▶ **REQUIRED WORK**: Say how many lines in the material below include "icon". The answer is the number alone.

▶ **RECORD EXTRACTS**:
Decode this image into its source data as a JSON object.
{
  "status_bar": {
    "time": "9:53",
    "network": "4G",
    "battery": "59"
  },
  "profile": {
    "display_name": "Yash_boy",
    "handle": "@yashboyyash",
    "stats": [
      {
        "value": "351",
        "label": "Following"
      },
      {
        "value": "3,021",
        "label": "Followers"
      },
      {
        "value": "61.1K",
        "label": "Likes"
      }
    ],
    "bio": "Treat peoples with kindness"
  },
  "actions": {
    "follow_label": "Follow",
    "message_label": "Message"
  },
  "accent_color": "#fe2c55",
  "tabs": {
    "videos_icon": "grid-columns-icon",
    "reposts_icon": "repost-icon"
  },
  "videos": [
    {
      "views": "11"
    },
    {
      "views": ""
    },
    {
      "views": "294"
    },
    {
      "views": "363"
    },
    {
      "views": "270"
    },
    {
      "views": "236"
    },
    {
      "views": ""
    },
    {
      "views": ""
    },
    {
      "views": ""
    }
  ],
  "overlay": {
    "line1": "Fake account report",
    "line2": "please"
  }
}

▶ **SOLUTION FOR THIS PROBLEM**: 2